But in all that, we have to go back to the first citation I gave from the book, above, when Assayas calls him a man of deep faith, and Bono responds, “I’m a lot of other things as well.” Bono is ambivalent about faith even when he asserts that it is the basis for his understanding of God and love. It comes our clearest when he speaks of an incident early in his life in chapter 8:
I was very influenced by a man called Chris Rowe and his beautiful wife, Lilian. I think he spent a lot of time in China, the child of a mission there before the Communists threw his family out. He was an older man. He relied on the Lord to provide them with everything they needed. They were living hand-to-mouth, this community. I guess he would have been what you would call the pastor of the church, but he’d be much too radical to wear a collar or anything like that. This was the real deal: a radical group. And I said, “look, you shouldn’t have to worry about money. We’re going to earn plenty of money. I’m in a band, and I know we’ll be able to help. We’re going to make it.” He just looked at me and laughed. I remember what he said to me: “I wouldn’t want money earned that way.” And I said: “What do you mean by that?” He revealed to me that, even though he had known we were serious about being musicians, and being a rock group, that he was only really tolerating it. He didn’t really believe that out music was an integral part of who were as religious people unless we used the music to evangelize. I knew then that he didn’t really get it, such a fundamentalist, he didn’t want a part of the rock ‘n’ roll thing. Maybe it’s a compliment to him: we could have been a cash cow.He continues on the next page:

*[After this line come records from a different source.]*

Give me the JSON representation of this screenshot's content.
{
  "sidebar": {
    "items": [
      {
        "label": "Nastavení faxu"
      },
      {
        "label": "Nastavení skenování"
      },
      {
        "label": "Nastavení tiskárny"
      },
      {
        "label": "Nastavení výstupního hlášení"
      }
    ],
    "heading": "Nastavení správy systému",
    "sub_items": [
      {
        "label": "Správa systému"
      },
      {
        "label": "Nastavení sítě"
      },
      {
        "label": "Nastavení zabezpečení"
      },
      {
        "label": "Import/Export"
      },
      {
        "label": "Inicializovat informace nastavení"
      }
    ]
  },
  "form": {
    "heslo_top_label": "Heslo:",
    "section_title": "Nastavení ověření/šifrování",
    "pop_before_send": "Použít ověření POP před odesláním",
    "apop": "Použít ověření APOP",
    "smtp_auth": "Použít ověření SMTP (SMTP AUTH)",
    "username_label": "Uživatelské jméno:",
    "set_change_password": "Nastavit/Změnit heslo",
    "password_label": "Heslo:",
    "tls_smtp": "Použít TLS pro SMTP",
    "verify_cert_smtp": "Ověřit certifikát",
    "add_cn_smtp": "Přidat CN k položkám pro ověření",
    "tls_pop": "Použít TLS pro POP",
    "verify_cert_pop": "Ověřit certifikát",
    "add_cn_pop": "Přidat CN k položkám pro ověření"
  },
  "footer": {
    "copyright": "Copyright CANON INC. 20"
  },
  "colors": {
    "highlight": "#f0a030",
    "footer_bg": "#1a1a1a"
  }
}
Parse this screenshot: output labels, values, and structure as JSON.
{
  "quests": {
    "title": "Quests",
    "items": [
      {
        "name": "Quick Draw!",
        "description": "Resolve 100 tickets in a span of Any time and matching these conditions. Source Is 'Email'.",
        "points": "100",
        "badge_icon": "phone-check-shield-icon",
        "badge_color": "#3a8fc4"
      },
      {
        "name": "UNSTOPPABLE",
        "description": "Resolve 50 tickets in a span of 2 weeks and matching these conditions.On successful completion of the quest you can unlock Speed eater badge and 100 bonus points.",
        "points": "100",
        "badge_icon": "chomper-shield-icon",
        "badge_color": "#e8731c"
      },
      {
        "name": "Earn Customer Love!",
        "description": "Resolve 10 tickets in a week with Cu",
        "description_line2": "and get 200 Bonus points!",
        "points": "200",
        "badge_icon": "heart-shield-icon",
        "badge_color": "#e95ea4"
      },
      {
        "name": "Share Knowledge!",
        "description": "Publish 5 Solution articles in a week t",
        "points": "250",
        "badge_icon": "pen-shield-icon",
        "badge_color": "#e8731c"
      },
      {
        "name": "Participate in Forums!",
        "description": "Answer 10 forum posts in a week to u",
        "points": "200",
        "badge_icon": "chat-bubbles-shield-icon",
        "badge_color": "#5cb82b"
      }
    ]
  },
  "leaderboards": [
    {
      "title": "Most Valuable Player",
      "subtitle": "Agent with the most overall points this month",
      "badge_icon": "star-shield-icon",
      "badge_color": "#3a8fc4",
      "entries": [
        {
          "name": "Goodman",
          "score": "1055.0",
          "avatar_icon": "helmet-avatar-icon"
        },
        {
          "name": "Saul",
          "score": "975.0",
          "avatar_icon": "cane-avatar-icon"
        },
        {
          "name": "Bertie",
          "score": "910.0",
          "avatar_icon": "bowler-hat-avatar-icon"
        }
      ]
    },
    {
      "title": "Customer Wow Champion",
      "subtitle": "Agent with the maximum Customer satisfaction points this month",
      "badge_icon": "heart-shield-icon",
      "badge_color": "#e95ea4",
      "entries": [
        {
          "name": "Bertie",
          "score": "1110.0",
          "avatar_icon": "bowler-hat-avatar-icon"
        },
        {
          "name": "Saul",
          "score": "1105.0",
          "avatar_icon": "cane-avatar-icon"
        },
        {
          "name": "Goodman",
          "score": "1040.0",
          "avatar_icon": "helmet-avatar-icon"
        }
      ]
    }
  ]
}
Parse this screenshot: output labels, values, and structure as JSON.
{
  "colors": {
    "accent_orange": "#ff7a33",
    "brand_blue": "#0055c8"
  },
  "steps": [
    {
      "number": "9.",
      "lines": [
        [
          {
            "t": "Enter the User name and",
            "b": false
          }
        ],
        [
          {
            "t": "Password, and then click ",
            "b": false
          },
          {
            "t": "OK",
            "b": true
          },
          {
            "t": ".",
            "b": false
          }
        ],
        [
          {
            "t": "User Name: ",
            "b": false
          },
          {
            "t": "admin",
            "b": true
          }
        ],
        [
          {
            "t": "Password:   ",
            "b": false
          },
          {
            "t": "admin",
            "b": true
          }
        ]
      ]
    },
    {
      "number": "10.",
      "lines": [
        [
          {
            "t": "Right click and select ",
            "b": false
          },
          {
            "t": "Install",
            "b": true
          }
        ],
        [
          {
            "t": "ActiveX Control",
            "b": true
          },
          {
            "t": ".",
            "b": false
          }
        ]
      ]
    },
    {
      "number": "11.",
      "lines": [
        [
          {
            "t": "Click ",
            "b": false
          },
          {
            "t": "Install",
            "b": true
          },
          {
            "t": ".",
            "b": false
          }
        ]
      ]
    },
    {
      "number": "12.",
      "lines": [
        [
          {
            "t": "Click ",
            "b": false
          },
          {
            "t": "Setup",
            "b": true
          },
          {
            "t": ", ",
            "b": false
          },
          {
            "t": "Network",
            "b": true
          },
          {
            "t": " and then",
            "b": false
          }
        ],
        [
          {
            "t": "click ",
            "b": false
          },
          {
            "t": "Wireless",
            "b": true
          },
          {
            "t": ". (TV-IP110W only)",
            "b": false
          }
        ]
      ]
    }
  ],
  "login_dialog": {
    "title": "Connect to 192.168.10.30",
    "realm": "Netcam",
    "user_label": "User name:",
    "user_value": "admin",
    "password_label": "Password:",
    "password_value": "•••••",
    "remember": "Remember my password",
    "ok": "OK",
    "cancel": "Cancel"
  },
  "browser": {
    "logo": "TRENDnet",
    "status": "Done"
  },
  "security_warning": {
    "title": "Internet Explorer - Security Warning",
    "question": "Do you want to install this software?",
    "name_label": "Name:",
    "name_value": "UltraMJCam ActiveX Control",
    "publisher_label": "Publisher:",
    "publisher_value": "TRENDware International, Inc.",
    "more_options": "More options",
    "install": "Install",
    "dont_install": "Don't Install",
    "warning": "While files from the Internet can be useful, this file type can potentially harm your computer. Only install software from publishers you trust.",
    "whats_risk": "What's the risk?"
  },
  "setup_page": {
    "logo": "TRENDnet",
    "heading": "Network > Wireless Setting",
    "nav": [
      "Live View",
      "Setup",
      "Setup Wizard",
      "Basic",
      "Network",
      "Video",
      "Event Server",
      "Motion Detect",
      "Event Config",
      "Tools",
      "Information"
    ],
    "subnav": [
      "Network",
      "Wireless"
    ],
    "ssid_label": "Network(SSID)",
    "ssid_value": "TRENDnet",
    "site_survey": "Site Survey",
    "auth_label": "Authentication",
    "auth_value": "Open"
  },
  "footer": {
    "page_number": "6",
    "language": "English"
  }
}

Then we came to a realization: ”Hold on a second. Where are these gifts coming from? This is how we worship God, even though we don’t write religious songs, because we didn’t feel God needs the advertising.”So this book – authored by an unbeliever, who I admit controlled the conversation with Bono, though he did not manipulate him – says specifically that Bono has a very uneven view of the Christian faith, and his own faith in particular.
In that, we will proceed to the Rooster’s review next week some time. Have a nice weekend, and enjoy your time in the house of the Lord.